START Material for this exercise

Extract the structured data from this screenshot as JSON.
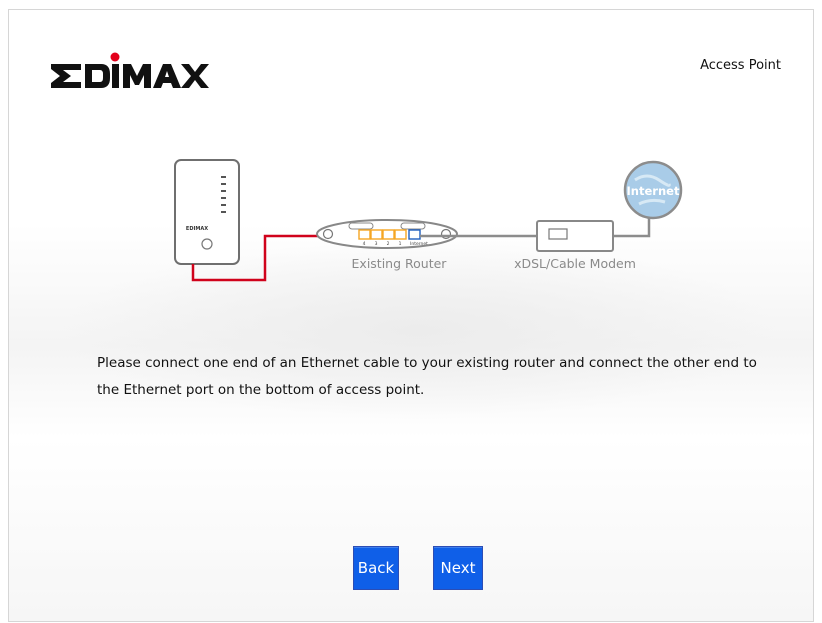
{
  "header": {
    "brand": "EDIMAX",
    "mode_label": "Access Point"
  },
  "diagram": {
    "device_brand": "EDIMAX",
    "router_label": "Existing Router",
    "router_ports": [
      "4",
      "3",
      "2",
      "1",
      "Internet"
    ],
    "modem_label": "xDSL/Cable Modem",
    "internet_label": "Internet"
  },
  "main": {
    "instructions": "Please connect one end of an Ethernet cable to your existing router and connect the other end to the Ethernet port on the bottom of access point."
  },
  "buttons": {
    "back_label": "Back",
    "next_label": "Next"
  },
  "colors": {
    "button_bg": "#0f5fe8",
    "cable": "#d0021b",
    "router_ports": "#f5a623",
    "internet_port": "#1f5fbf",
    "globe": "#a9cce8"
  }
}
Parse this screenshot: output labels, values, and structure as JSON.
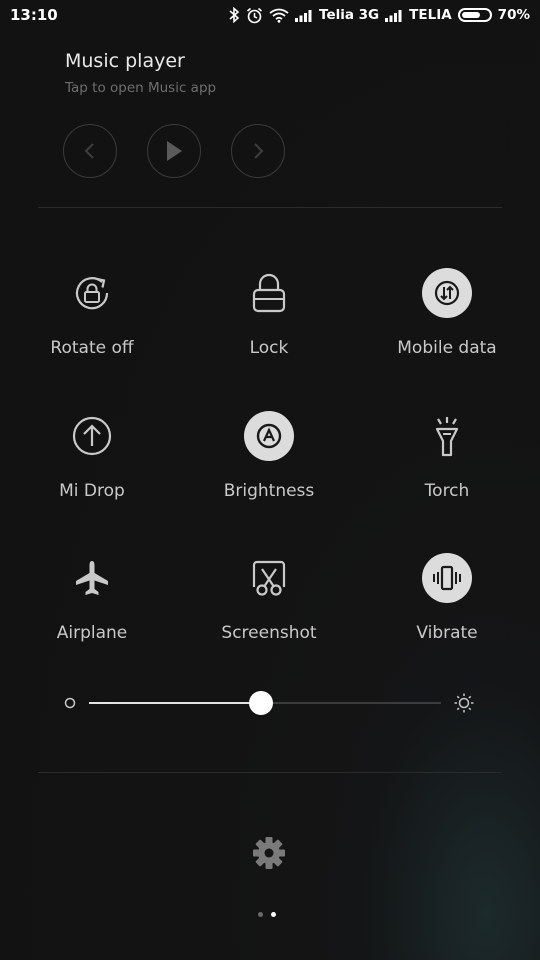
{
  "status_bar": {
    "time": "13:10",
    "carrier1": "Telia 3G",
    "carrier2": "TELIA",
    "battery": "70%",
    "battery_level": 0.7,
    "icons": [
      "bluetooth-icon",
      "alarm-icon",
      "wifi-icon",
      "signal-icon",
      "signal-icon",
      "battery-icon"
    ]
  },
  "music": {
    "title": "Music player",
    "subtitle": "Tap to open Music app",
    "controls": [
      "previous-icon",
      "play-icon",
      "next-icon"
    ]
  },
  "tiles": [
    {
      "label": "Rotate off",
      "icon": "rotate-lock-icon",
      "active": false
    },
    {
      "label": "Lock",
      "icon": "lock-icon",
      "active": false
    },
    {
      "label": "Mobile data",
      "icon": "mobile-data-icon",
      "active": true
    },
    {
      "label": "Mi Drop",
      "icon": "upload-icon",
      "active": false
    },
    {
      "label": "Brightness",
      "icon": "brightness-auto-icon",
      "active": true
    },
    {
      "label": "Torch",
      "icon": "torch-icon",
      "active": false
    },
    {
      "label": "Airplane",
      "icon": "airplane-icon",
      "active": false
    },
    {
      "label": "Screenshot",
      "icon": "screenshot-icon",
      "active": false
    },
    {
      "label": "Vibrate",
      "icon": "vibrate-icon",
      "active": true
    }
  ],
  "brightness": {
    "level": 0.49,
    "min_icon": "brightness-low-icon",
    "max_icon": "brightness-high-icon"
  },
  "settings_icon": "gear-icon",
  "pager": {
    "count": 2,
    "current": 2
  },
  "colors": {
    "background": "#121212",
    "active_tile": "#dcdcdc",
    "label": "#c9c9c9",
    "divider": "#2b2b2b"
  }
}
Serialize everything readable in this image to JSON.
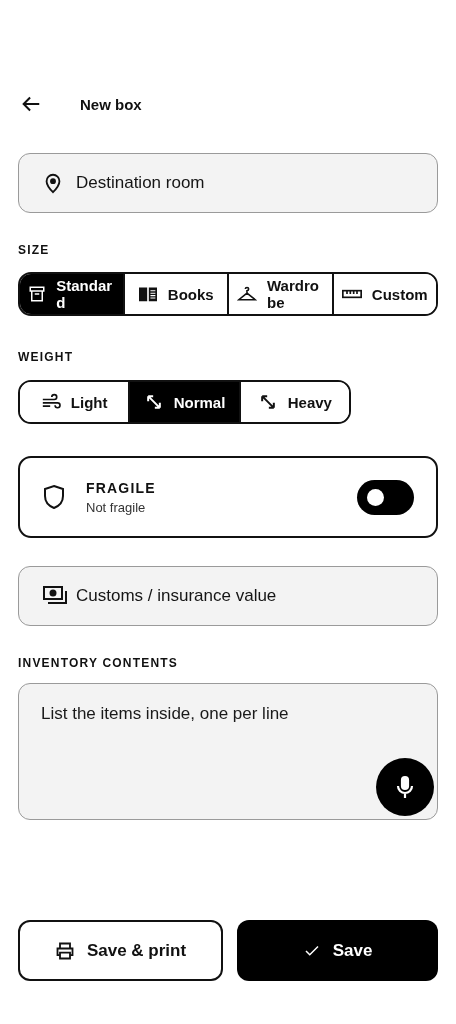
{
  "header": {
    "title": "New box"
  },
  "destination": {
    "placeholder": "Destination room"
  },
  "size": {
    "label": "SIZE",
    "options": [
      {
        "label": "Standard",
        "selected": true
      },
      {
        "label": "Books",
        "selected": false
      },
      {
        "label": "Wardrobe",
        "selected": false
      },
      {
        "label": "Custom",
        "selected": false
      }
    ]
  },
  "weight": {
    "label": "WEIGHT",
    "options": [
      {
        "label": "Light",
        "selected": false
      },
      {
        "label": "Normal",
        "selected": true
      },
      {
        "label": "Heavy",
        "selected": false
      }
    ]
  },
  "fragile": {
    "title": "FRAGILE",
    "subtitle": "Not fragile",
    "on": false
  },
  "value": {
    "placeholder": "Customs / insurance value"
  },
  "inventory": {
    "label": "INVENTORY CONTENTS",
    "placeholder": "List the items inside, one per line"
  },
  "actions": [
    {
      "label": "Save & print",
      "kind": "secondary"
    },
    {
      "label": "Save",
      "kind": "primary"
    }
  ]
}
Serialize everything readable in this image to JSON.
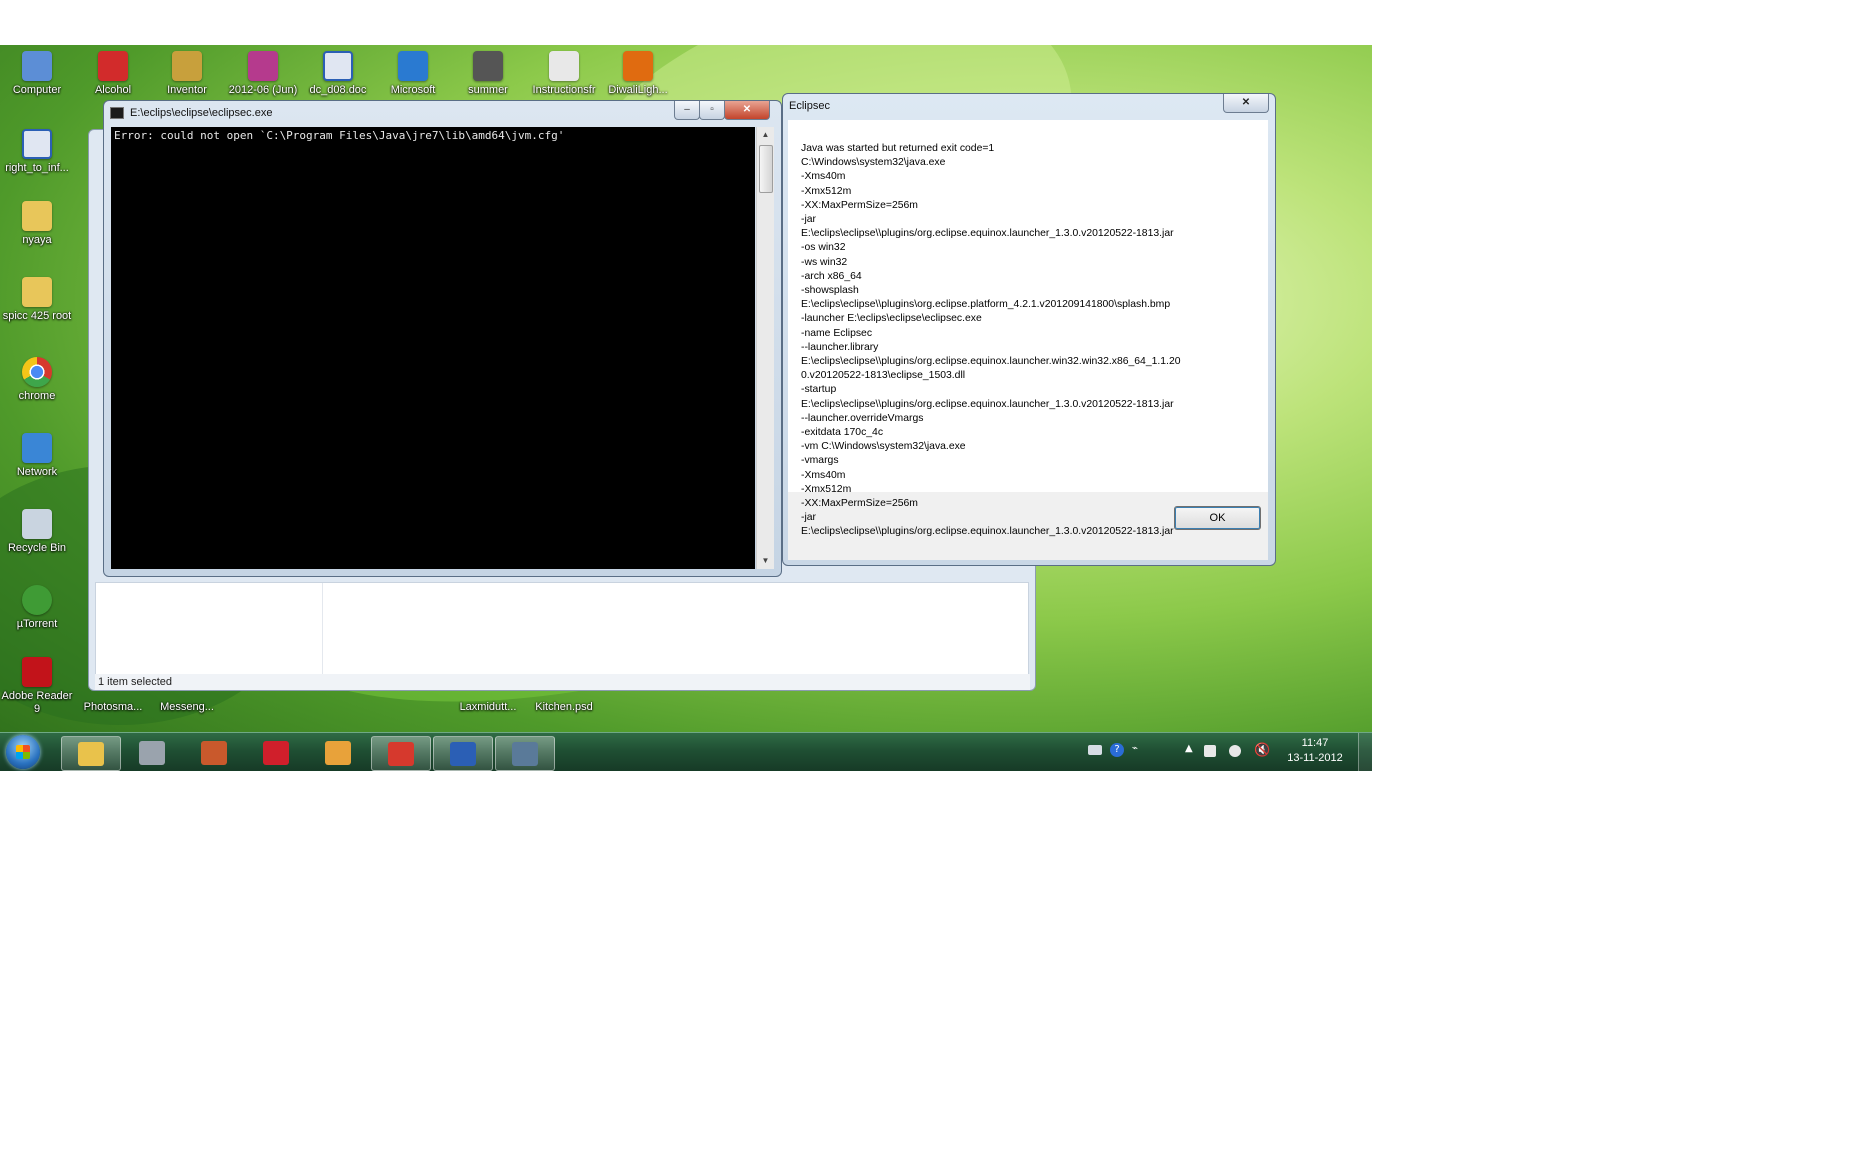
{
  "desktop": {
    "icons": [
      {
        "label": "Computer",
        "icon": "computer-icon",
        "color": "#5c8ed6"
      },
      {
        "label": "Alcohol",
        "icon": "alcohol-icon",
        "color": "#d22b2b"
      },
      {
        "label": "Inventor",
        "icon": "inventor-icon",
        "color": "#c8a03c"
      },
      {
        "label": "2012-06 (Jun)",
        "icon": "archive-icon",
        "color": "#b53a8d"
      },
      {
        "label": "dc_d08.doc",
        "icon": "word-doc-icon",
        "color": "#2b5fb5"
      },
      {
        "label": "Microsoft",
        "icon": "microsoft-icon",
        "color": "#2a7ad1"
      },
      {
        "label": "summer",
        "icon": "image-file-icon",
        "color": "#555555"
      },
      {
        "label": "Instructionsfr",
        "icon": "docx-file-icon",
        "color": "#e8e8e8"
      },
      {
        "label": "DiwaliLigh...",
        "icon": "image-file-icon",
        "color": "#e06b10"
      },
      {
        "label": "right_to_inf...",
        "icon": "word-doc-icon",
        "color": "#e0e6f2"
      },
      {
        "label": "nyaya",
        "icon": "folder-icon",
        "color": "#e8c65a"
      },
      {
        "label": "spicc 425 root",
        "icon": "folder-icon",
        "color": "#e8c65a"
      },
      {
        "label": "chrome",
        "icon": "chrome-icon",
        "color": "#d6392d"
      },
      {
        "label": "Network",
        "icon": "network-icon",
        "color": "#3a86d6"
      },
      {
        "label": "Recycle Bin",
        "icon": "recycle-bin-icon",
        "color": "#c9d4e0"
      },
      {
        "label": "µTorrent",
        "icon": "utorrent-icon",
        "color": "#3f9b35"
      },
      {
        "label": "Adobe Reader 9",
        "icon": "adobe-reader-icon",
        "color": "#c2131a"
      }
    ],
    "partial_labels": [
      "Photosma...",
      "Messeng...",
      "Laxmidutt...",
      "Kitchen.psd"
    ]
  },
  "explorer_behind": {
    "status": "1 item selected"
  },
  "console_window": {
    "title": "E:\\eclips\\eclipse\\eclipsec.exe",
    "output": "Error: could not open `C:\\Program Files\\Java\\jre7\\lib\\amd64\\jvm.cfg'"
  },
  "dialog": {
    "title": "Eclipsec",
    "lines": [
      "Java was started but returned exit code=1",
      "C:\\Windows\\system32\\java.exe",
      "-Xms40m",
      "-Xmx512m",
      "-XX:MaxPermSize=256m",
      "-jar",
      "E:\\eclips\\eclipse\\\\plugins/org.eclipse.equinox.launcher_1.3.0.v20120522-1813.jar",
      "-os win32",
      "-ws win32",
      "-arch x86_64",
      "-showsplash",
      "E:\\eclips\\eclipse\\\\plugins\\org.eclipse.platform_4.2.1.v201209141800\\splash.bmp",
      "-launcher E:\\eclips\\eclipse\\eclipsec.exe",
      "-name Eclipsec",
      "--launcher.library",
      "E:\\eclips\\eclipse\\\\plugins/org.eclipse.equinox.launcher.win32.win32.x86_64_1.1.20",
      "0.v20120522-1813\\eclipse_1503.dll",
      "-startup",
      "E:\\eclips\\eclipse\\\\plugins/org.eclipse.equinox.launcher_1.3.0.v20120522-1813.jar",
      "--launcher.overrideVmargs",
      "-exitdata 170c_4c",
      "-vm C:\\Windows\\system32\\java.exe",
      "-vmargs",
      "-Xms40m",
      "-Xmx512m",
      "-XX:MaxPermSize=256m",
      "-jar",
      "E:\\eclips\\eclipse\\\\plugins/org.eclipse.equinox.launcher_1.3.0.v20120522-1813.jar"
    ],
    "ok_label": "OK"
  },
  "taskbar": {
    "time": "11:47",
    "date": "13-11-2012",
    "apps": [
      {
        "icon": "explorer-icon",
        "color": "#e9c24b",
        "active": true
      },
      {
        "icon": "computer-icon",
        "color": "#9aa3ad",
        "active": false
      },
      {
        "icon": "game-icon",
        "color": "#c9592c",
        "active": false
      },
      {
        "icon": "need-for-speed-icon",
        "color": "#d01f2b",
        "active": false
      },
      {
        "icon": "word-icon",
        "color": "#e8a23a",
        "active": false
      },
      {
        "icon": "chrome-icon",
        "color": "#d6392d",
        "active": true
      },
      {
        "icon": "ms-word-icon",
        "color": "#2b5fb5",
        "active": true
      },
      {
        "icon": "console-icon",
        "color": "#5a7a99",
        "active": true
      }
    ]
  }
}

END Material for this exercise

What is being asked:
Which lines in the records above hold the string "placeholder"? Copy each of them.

Task result:
    "placeholder": "Destination room"
    "placeholder": "Customs / insurance value"
    "placeholder": "List the items inside, one per line"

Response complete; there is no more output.